Exercise data START
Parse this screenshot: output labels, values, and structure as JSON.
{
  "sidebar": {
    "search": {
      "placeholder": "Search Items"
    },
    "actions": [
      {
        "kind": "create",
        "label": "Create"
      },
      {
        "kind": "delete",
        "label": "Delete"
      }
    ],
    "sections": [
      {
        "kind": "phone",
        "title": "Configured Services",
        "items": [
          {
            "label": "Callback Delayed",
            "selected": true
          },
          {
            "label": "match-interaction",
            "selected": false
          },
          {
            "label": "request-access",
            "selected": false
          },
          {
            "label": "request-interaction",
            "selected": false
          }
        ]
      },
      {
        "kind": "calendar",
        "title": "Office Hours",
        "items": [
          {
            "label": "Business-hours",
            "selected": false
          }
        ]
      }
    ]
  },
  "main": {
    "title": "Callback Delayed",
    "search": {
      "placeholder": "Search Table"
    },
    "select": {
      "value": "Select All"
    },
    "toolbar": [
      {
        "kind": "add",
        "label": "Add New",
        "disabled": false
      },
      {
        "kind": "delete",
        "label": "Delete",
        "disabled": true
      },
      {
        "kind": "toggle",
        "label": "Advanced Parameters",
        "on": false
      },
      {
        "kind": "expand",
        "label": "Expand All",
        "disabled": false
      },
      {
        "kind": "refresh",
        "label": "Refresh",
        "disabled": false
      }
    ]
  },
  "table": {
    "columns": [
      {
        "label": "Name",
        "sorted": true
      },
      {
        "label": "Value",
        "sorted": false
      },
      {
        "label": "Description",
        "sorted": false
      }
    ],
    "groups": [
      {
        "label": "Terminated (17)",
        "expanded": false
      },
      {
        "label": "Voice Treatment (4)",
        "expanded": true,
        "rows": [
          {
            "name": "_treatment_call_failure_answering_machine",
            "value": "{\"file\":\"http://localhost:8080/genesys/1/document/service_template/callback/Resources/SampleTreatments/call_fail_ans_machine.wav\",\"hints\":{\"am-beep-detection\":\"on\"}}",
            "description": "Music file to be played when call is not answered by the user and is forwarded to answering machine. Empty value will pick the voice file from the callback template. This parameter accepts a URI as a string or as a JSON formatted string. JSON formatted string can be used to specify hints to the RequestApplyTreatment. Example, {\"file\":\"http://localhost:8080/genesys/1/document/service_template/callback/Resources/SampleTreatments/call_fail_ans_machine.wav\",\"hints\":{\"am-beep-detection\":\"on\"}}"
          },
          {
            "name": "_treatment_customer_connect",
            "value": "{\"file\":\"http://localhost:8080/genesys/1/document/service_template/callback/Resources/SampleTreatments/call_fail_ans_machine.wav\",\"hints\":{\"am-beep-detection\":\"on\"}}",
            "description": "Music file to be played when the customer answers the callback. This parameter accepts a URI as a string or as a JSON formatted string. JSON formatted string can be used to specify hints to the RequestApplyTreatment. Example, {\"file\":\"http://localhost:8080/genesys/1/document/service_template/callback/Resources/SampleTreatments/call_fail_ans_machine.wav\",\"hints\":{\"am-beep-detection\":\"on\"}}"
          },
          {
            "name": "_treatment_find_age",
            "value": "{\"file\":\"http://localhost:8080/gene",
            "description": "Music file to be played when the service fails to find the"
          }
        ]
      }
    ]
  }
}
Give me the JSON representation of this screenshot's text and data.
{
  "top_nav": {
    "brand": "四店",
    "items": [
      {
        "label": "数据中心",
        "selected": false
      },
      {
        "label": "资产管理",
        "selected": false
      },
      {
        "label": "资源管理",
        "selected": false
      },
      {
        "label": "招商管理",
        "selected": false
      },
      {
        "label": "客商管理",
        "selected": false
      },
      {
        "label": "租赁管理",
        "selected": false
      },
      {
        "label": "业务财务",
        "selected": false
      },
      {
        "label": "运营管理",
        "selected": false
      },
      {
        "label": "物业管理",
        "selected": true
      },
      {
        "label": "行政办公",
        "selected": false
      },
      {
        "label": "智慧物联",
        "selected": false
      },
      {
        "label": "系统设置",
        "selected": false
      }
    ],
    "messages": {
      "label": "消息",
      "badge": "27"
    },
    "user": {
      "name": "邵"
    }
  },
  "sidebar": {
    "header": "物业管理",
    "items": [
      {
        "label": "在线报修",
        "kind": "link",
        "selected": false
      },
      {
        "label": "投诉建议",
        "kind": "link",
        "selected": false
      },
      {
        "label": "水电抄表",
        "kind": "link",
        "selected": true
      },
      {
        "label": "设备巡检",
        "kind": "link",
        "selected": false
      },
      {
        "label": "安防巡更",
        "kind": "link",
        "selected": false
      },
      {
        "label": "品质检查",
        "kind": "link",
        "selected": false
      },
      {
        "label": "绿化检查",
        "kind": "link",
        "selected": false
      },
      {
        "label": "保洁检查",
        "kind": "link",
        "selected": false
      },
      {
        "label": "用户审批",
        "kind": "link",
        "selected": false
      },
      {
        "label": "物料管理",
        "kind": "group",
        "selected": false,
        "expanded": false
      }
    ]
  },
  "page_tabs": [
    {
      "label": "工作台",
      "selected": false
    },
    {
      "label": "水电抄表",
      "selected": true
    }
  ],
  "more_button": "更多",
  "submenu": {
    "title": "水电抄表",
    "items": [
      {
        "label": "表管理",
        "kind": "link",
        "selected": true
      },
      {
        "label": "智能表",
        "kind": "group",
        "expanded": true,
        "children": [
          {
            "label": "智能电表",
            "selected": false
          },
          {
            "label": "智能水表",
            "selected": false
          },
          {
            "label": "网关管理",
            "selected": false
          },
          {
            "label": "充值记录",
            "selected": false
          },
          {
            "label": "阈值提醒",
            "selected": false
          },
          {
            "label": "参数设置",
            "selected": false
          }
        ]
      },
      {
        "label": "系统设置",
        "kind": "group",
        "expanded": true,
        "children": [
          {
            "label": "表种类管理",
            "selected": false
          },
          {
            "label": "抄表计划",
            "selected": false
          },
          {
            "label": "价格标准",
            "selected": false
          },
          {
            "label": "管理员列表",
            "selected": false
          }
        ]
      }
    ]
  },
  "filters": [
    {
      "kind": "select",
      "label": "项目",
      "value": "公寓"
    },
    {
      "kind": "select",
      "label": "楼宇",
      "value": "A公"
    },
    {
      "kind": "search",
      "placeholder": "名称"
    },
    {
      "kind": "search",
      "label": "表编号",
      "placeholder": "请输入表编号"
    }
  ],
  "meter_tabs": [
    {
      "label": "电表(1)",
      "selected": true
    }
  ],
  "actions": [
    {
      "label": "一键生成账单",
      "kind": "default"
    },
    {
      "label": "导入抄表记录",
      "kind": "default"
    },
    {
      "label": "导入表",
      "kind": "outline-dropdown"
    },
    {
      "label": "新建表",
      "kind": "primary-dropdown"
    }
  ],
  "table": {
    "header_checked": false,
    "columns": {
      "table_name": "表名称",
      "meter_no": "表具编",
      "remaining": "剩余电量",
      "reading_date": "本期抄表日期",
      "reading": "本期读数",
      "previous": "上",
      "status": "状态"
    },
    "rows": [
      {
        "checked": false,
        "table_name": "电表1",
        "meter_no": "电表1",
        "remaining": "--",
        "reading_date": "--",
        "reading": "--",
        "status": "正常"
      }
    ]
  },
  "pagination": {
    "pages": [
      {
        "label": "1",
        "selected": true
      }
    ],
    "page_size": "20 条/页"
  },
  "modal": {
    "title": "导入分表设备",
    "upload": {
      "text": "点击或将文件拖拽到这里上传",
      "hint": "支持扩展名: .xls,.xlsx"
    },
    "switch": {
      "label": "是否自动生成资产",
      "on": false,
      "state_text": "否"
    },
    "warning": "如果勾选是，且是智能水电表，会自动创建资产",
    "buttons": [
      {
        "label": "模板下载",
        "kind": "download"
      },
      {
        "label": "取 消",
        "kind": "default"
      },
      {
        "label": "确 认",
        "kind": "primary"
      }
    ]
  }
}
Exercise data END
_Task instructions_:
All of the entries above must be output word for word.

_Result_:
Parse this screenshot: output labels, values, and structure as JSON.
{
  "sidebar": {
    "search": {
      "placeholder": "Search Items"
    },
    "actions": [
      {
        "kind": "create",
        "label": "Create"
      },
      {
        "kind": "delete",
        "label": "Delete"
      }
    ],
    "sections": [
      {
        "kind": "phone",
        "title": "Configured Services",
        "items": [
          {
            "label": "Callback Delayed",
            "selected": true
          },
          {
            "label": "match-interaction",
            "selected": false
          },
          {
            "label": "request-access",
            "selected": false
          },
          {
            "label": "request-interaction",
            "selected": false
          }
        ]
      },
      {
        "kind": "calendar",
        "title": "Office Hours",
        "items": [
          {
            "label": "Business-hours",
            "selected": false
          }
        ]
      }
    ]
  },
  "main": {
    "title": "Callback Delayed",
    "search": {
      "placeholder": "Search Table"
    },
    "select": {
      "value": "Select All"
    },
    "toolbar": [
      {
        "kind": "add",
        "label": "Add New",
        "disabled": false
      },
      {
        "kind": "delete",
        "label": "Delete",
        "disabled": true
      },
      {
        "kind": "toggle",
        "label": "Advanced Parameters",
        "on": false
      },
      {
        "kind": "expand",
        "label": "Expand All",
        "disabled": false
      },
      {
        "kind": "refresh",
        "label": "Refresh",
        "disabled": false
      }
    ]
  },
  "table": {
    "columns": [
      {
        "label": "Name",
        "sorted": true
      },
      {
        "label": "Value",
        "sorted": false
      },
      {
        "label": "Description",
        "sorted": false
      }
    ],
    "groups": [
      {
        "label": "Terminated (17)",
        "expanded": false
      },
      {
        "label": "Voice Treatment (4)",
        "expanded": true,
        "rows": [
          {
            "name": "_treatment_call_failure_answering_machine",
            "value": "{\"file\":\"http://localhost:8080/genesys/1/document/service_template/callback/Resources/SampleTreatments/call_fail_ans_machine.wav\",\"hints\":{\"am-beep-detection\":\"on\"}}",
            "description": "Music file to be played when call is not answered by the user and is forwarded to answering machine. Empty value will pick the voice file from the callback template. This parameter accepts a URI as a string or as a JSON formatted string. JSON formatted string can be used to specify hints to the RequestApplyTreatment. Example, {\"file\":\"http://localhost:8080/genesys/1/document/service_template/callback/Resources/SampleTreatments/call_fail_ans_machine.wav\",\"hints\":{\"am-beep-detection\":\"on\"}}"
          },
          {
            "name": "_treatment_customer_connect",
            "value": "{\"file\":\"http://localhost:8080/genesys/1/document/service_template/callback/Resources/SampleTreatments/call_fail_ans_machine.wav\",\"hints\":{\"am-beep-detection\":\"on\"}}",
            "description": "Music file to be played when the customer answers the callback. This parameter accepts a URI as a string or as a JSON formatted string. JSON formatted string can be used to specify hints to the RequestApplyTreatment. Example, {\"file\":\"http://localhost:8080/genesys/1/document/service_template/callback/Resources/SampleTreatments/call_fail_ans_machine.wav\",\"hints\":{\"am-beep-detection\":\"on\"}}"
          },
          {
            "name": "_treatment_find_age",
            "value": "{\"file\":\"http://localhost:8080/gene",
            "description": "Music file to be played when the service fails to find the"
          }
        ]
      }
    ]
  }
}
Give me the JSON representation of this screenshot's text and data.
{
  "top_nav": {
    "brand": "四店",
    "items": [
      {
        "label": "数据中心",
        "selected": false
      },
      {
        "label": "资产管理",
        "selected": false
      },
      {
        "label": "资源管理",
        "selected": false
      },
      {
        "label": "招商管理",
        "selected": false
      },
      {
        "label": "客商管理",
        "selected": false
      },
      {
        "label": "租赁管理",
        "selected": false
      },
      {
        "label": "业务财务",
        "selected": false
      },
      {
        "label": "运营管理",
        "selected": false
      },
      {
        "label": "物业管理",
        "selected": true
      },
      {
        "label": "行政办公",
        "selected": false
      },
      {
        "label": "智慧物联",
        "selected": false
      },
      {
        "label": "系统设置",
        "selected": false
      }
    ],
    "messages": {
      "label": "消息",
      "badge": "27"
    },
    "user": {
      "name": "邵"
    }
  },
  "sidebar": {
    "header": "物业管理",
    "items": [
      {
        "label": "在线报修",
        "kind": "link",
        "selected": false
      },
      {
        "label": "投诉建议",
        "kind": "link",
        "selected": false
      },
      {
        "label": "水电抄表",
        "kind": "link",
        "selected": true
      },
      {
        "label": "设备巡检",
        "kind": "link",
        "selected": false
      },
      {
        "label": "安防巡更",
        "kind": "link",
        "selected": false
      },
      {
        "label": "品质检查",
        "kind": "link",
        "selected": false
      },
      {
        "label": "绿化检查",
        "kind": "link",
        "selected": false
      },
      {
        "label": "保洁检查",
        "kind": "link",
        "selected": false
      },
      {
        "label": "用户审批",
        "kind": "link",
        "selected": false
      },
      {
        "label": "物料管理",
        "kind": "group",
        "selected": false,
        "expanded": false
      }
    ]
  },
  "page_tabs": [
    {
      "label": "工作台",
      "selected": false
    },
    {
      "label": "水电抄表",
      "selected": true
    }
  ],
  "more_button": "更多",
  "submenu": {
    "title": "水电抄表",
    "items": [
      {
        "label": "表管理",
        "kind": "link",
        "selected": true
      },
      {
        "label": "智能表",
        "kind": "group",
        "expanded": true,
        "children": [
          {
            "label": "智能电表",
            "selected": false
          },
          {
            "label": "智能水表",
            "selected": false
          },
          {
            "label": "网关管理",
            "selected": false
          },
          {
            "label": "充值记录",
            "selected": false
          },
          {
            "label": "阈值提醒",
            "selected": false
          },
          {
            "label": "参数设置",
            "selected": false
          }
        ]
      },
      {
        "label": "系统设置",
        "kind": "group",
        "expanded": true,
        "children": [
          {
            "label": "表种类管理",
            "selected": false
          },
          {
            "label": "抄表计划",
            "selected": false
          },
          {
            "label": "价格标准",
            "selected": false
          },
          {
            "label": "管理员列表",
            "selected": false
          }
        ]
      }
    ]
  },
  "filters": [
    {
      "kind": "select",
      "label": "项目",
      "value": "公寓"
    },
    {
      "kind": "select",
      "label": "楼宇",
      "value": "A公"
    },
    {
      "kind": "search",
      "placeholder": "名称"
    },
    {
      "kind": "search",
      "label": "表编号",
      "placeholder": "请输入表编号"
    }
  ],
  "meter_tabs": [
    {
      "label": "电表(1)",
      "selected": true
    }
  ],
  "actions": [
    {
      "label": "一键生成账单",
      "kind": "default"
    },
    {
      "label": "导入抄表记录",
      "kind": "default"
    },
    {
      "label": "导入表",
      "kind": "outline-dropdown"
    },
    {
      "label": "新建表",
      "kind": "primary-dropdown"
    }
  ],
  "table": {
    "header_checked": false,
    "columns": {
      "table_name": "表名称",
      "meter_no": "表具编",
      "remaining": "剩余电量",
      "reading_date": "本期抄表日期",
      "reading": "本期读数",
      "previous": "上",
      "status": "状态"
    },
    "rows": [
      {
        "checked": false,
        "table_name": "电表1",
        "meter_no": "电表1",
        "remaining": "--",
        "reading_date": "--",
        "reading": "--",
        "status": "正常"
      }
    ]
  },
  "pagination": {
    "pages": [
      {
        "label": "1",
        "selected": true
      }
    ],
    "page_size": "20 条/页"
  },
  "modal": {
    "title": "导入分表设备",
    "upload": {
      "text": "点击或将文件拖拽到这里上传",
      "hint": "支持扩展名: .xls,.xlsx"
    },
    "switch": {
      "label": "是否自动生成资产",
      "on": false,
      "state_text": "否"
    },
    "warning": "如果勾选是，且是智能水电表，会自动创建资产",
    "buttons": [
      {
        "label": "模板下载",
        "kind": "download"
      },
      {
        "label": "取 消",
        "kind": "default"
      },
      {
        "label": "确 认",
        "kind": "primary"
      }
    ]
  }
}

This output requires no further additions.